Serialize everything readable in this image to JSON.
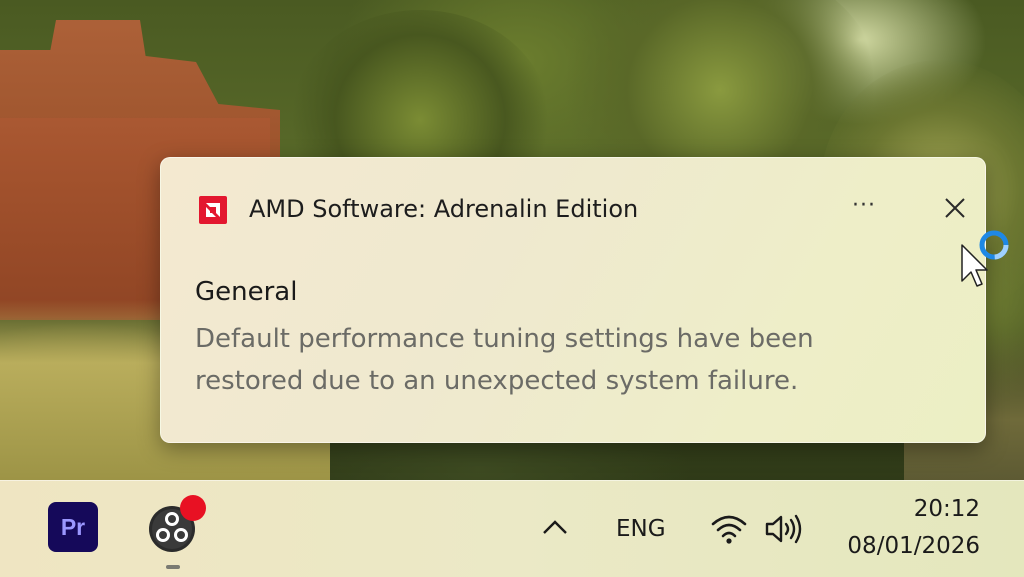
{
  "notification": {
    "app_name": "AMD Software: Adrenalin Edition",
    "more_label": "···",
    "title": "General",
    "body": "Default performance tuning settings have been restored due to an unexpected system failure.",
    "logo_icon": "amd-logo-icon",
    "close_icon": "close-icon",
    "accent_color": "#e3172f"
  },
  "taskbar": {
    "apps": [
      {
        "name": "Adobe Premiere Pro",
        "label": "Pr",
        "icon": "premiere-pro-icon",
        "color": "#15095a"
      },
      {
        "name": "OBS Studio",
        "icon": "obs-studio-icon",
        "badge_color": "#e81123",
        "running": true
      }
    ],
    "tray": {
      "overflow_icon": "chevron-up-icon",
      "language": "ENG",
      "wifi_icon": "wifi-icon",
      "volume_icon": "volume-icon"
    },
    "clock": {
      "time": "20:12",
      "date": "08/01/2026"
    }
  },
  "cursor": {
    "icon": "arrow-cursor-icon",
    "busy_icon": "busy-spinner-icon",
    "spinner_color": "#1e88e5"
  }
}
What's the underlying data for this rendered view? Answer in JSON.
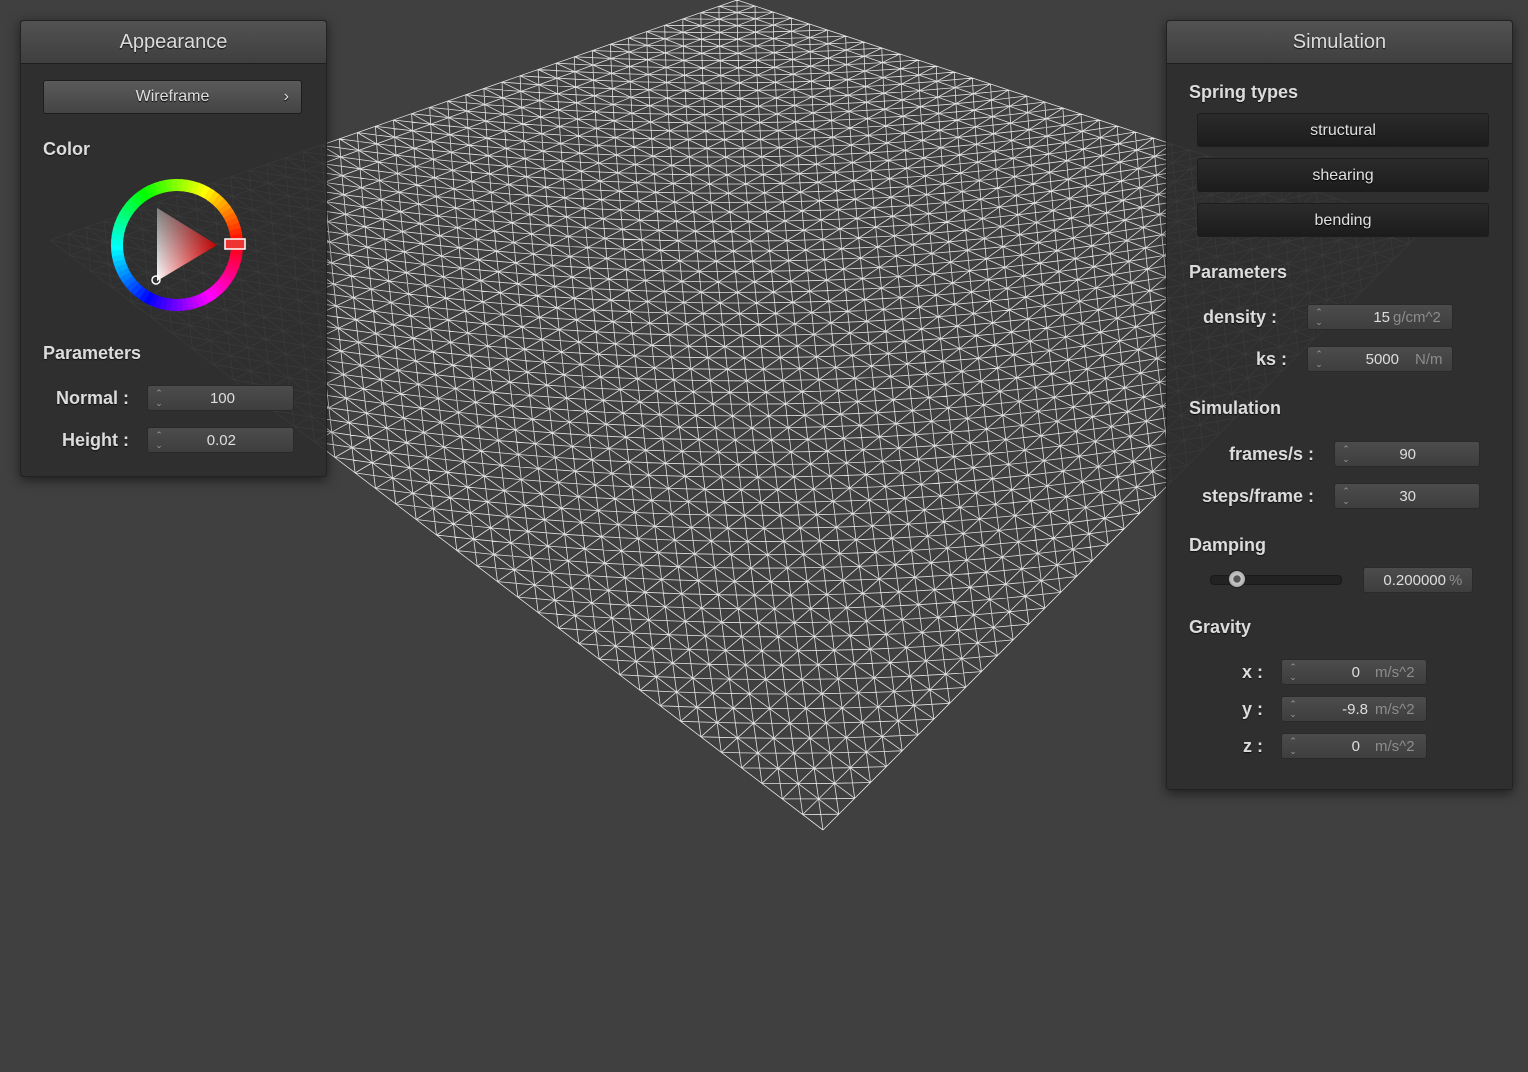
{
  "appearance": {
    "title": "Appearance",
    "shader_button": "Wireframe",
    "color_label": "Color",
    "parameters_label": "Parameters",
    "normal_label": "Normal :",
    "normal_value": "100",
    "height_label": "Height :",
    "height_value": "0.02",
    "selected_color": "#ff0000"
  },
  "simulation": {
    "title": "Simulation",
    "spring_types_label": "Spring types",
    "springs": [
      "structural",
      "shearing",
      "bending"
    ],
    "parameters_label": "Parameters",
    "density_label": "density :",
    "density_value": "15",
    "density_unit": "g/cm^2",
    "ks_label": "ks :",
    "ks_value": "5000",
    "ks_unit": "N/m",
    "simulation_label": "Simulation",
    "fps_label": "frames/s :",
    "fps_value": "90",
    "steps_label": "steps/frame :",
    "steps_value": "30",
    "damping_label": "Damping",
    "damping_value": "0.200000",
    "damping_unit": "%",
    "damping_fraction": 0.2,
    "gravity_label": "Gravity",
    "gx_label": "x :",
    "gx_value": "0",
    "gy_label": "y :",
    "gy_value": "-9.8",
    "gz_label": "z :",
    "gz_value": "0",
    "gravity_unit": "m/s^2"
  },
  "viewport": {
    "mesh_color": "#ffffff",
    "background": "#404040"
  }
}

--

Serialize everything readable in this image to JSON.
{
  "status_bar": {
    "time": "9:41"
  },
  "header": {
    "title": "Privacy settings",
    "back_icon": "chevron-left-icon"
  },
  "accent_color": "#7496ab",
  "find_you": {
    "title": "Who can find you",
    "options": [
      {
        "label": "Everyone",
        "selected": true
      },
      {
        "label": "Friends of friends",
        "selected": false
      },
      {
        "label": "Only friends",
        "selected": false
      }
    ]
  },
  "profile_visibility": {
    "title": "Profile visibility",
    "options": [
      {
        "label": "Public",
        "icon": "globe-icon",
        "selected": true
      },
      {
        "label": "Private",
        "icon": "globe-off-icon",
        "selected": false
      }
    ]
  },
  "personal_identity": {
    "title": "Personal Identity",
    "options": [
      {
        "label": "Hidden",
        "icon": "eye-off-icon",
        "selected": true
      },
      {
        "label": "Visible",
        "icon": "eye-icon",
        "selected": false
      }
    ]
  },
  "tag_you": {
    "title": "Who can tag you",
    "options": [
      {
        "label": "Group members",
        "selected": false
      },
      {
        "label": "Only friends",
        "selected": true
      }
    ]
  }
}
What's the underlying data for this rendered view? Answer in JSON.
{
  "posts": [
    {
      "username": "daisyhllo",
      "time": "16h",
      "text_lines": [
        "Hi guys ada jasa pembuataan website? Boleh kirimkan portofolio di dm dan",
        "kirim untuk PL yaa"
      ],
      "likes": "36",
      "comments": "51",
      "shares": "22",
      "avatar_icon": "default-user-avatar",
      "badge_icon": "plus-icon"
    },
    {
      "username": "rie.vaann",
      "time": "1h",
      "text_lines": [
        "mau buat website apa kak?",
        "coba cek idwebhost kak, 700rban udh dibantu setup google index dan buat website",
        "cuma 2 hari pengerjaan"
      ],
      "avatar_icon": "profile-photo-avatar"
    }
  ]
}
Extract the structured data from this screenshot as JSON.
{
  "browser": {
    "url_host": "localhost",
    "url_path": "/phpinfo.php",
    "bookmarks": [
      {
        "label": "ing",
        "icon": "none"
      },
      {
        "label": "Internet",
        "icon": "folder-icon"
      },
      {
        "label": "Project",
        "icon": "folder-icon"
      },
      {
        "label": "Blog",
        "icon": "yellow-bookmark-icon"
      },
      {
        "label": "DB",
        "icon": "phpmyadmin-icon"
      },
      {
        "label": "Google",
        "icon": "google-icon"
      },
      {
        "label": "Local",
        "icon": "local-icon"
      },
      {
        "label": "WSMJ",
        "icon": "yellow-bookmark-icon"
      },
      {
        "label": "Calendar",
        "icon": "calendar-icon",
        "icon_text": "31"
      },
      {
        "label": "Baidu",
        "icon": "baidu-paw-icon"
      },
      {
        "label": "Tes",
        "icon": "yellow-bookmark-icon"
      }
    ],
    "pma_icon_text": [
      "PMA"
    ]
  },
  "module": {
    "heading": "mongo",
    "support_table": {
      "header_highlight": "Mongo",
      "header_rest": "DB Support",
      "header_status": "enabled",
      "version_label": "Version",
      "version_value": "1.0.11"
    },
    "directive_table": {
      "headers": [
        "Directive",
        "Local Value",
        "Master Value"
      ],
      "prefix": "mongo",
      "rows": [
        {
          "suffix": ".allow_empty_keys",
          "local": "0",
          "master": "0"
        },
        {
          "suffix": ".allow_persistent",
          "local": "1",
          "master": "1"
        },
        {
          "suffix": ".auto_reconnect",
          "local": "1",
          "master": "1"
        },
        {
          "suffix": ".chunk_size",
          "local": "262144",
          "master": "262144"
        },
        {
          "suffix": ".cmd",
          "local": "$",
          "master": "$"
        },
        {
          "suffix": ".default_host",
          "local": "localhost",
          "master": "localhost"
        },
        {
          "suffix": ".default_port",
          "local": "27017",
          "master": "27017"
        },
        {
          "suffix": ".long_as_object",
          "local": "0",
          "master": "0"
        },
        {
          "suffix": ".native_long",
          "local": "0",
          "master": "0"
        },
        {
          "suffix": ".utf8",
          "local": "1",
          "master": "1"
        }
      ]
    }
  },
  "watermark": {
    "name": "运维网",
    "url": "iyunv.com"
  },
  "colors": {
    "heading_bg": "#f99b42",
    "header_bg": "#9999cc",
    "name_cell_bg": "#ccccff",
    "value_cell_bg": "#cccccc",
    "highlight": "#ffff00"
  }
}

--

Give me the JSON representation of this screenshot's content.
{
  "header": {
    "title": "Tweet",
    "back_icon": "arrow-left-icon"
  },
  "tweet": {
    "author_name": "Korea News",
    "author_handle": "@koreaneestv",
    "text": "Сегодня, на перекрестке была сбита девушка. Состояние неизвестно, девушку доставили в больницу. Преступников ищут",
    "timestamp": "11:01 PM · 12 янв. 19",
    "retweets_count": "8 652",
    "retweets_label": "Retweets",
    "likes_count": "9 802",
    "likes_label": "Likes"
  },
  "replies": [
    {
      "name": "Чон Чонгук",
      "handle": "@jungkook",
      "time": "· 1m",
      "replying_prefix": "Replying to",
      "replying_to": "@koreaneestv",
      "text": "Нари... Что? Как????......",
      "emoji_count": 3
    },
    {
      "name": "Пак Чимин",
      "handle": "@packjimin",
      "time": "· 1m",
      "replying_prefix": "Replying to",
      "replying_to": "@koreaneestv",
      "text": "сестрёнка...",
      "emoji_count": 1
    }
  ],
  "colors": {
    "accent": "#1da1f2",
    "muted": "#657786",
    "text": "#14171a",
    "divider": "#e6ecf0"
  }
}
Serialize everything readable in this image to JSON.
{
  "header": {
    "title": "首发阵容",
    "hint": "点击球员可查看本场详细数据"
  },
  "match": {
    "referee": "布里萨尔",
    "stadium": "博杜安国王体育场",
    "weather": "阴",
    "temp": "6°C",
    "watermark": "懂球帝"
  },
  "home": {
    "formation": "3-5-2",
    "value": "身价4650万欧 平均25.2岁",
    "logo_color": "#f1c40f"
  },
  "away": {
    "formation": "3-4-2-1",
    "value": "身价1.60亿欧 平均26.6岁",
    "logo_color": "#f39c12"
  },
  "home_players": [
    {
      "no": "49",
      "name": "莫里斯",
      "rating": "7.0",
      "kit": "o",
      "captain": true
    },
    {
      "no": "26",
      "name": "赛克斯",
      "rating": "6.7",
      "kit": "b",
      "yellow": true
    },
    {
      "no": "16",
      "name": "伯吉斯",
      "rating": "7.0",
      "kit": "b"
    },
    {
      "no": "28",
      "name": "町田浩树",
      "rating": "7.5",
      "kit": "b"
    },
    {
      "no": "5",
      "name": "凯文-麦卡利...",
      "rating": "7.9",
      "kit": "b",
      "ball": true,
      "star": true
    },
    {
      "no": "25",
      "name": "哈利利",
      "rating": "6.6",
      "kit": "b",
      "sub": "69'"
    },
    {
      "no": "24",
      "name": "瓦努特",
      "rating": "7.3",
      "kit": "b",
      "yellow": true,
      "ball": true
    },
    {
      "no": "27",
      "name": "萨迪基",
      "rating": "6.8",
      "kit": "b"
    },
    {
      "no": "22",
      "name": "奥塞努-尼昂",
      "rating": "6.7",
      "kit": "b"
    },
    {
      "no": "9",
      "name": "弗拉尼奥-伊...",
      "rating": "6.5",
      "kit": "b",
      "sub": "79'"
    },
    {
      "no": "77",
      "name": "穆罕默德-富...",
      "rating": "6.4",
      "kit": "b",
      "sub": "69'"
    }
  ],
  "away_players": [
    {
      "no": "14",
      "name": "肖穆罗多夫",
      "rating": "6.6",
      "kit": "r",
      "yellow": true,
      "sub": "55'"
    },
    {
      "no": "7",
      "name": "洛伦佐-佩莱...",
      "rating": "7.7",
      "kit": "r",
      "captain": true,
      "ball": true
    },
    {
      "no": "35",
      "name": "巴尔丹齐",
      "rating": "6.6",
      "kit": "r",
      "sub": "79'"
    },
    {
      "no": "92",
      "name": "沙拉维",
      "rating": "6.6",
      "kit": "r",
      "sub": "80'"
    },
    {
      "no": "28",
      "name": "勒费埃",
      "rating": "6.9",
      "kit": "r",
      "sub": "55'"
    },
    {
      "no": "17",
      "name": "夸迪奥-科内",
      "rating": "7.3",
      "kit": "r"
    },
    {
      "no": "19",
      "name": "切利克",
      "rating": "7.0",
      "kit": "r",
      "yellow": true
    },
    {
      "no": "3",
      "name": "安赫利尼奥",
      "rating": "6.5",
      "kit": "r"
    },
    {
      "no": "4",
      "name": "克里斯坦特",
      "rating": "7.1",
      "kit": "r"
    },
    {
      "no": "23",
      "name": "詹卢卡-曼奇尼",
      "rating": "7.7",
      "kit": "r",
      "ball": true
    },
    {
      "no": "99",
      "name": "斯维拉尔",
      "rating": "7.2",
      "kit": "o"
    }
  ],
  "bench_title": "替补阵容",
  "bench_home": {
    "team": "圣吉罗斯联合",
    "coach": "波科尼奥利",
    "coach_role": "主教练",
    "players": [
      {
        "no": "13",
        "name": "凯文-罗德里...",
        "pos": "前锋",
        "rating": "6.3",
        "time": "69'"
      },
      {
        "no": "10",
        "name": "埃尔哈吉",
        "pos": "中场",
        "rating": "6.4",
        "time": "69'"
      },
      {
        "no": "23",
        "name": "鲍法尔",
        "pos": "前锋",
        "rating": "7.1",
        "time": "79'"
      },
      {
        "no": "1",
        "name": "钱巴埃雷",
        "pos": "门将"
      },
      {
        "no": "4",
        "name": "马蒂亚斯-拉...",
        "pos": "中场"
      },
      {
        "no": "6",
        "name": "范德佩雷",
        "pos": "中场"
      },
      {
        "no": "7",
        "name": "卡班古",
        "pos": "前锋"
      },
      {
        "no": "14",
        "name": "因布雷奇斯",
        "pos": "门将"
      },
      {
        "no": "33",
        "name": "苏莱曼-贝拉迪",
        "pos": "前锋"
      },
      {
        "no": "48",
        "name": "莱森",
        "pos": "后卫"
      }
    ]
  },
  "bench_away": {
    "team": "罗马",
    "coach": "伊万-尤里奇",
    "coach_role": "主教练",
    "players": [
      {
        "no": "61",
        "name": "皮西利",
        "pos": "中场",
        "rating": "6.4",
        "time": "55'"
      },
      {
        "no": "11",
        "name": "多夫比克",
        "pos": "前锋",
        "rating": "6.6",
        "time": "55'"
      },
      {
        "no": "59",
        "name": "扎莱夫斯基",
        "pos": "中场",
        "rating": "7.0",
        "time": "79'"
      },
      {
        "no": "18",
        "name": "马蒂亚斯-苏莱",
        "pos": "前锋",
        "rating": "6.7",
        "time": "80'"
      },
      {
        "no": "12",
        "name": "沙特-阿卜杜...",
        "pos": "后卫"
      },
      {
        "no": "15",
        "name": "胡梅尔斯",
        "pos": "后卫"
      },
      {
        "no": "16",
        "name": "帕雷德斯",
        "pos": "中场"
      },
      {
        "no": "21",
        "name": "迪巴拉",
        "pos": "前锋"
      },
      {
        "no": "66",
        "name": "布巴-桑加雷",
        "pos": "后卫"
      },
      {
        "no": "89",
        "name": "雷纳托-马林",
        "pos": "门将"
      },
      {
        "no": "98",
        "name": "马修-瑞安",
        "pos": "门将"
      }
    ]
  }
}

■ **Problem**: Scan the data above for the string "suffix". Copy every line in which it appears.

■ **Result below**:
          "suffix": ".allow_empty_keys",
          "suffix": ".allow_persistent",
          "suffix": ".auto_reconnect",
          "suffix": ".chunk_size",
          "suffix": ".cmd",
          "suffix": ".default_host",
          "suffix": ".default_port",
          "suffix": ".long_as_object",
          "suffix": ".native_long",
          "suffix": ".utf8",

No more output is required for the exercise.